In Hong Kong, Nellie went straight to the steamship company’s office, hoping to find out when she could set sail for Japan. She was shocked when company officials informed her that “the other woman” had left Hong Kong three days earlier and that Nellie was going to lose the race. She explained that she wasn’t racing anyone or anything but time; if another journalist wanted to pit herself against Nellie, that was her decision.
Nellie stayed in China for five days, visiting Hong Kong’s iconic Victoria Peak, befriending British expats, and spending Christmas on a day-trip to Canton (now Guangzhou). It was an untraditional holiday — Nellie learned about the city’s prison system and its torture methods before touring a leper colony with her friends.
When she finally sailed to Japan, the ship made good time. She celebrated the New Year at sea, noting that she and her friends had lots of fun acting like children. They eventually arrived in Yokohama, Japan, where she spent another five days before setting sail for San Francisco. Luckily, Japan was one of Nellie’s favorite destinations, so if she had to lose time anywhere, at least it was in a country she really liked.
Leaving Japan was bittersweet. Nellie was reluctant to say goodbye to the country and her new friends, but she needed to continue her journey. Knowing how much the voyage meant to her, the ship’s chief engineer wrote “For Nellie Bly, we’ll win or die” on machines throughout the engine room.
In San Francisco, the New York World sent a special tugboat to meet Nellie and whisk her to shore as quickly as possible. In the midst of the chaos, she left her pet monkey on the ship, but someone went back and brought it to her (suffering several scratches for his trouble). Nellie immediately boarded a train to New York City and marveled at the crowds that greeted her in cities all across the United States.
At every train station, she was accosted for handshakes and showered with flowers and fruit. She even received a telegram from Jules Verne, who wanted to congratulate her for her speed.
Finally, Nellie’s train pulled into the station in Jersey City. It had been 72 days, six hours, and 11 minutes since she’d left home. The Cosmopolitan journalist, Elizabeth Bisland, was still crossing the Atlantic Ocean (although she, too, would make it to New York fewer than 80 days after her departure), so Nellie had completed the journey first.
“The station was packed with thousands of people, and the moment I landed on the platform, one yell went up from them, and the cannons at the Battery and Fort Greene boomed out the news of my arrival. I took off my cap and wanted to yell with the crowd, not because I had gone around the world in 72 days, but because I was home again.” — Nellie Bly

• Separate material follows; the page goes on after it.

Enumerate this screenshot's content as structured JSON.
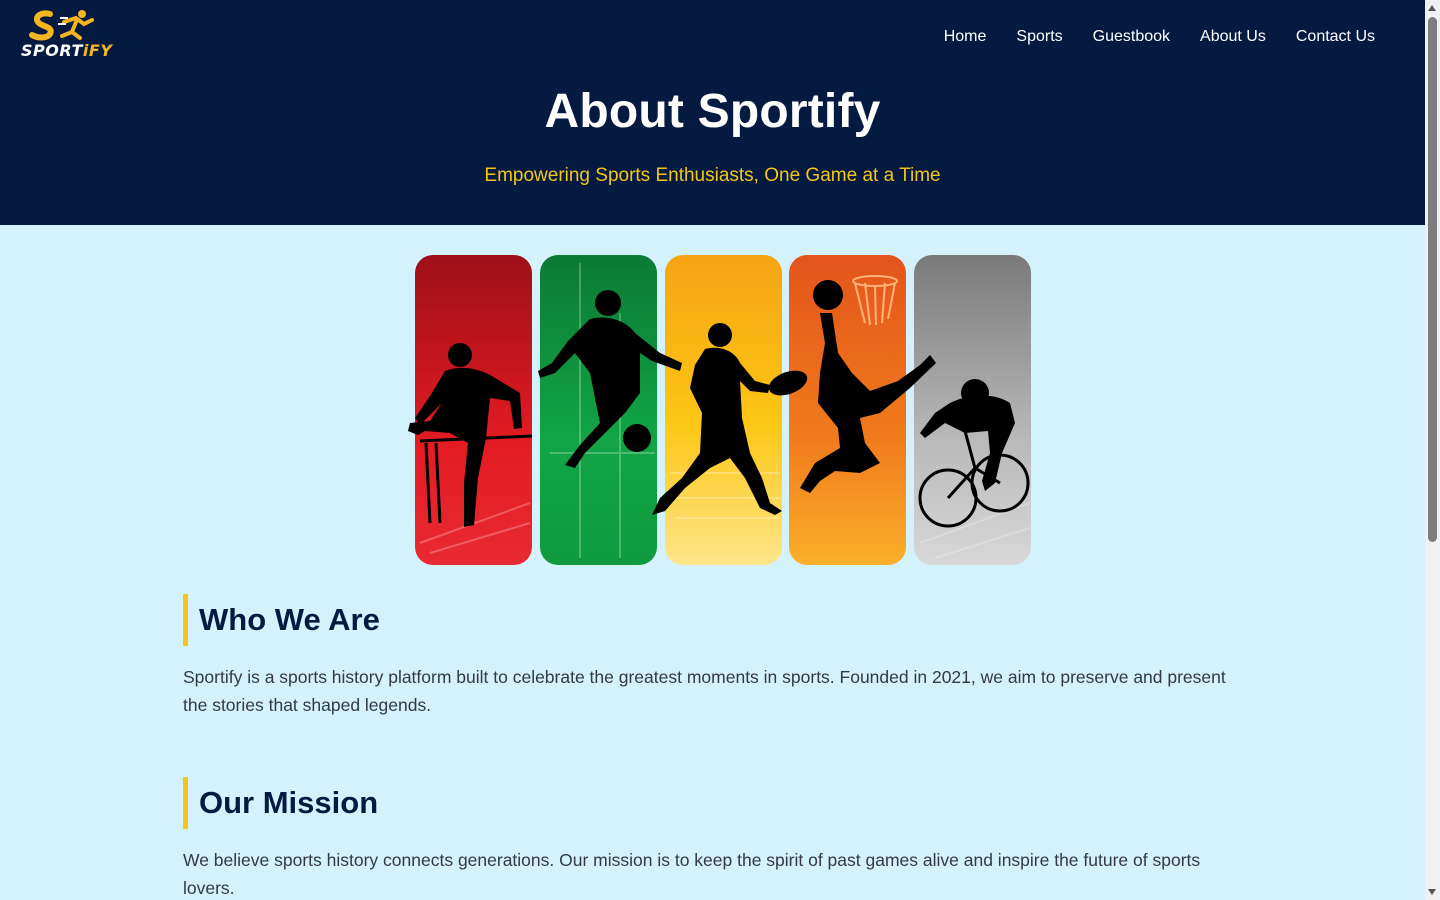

Hoping to learn more about Nellie Bly’s record-breaking trip around the world? You’re in luck! Her entire travelogue is available online.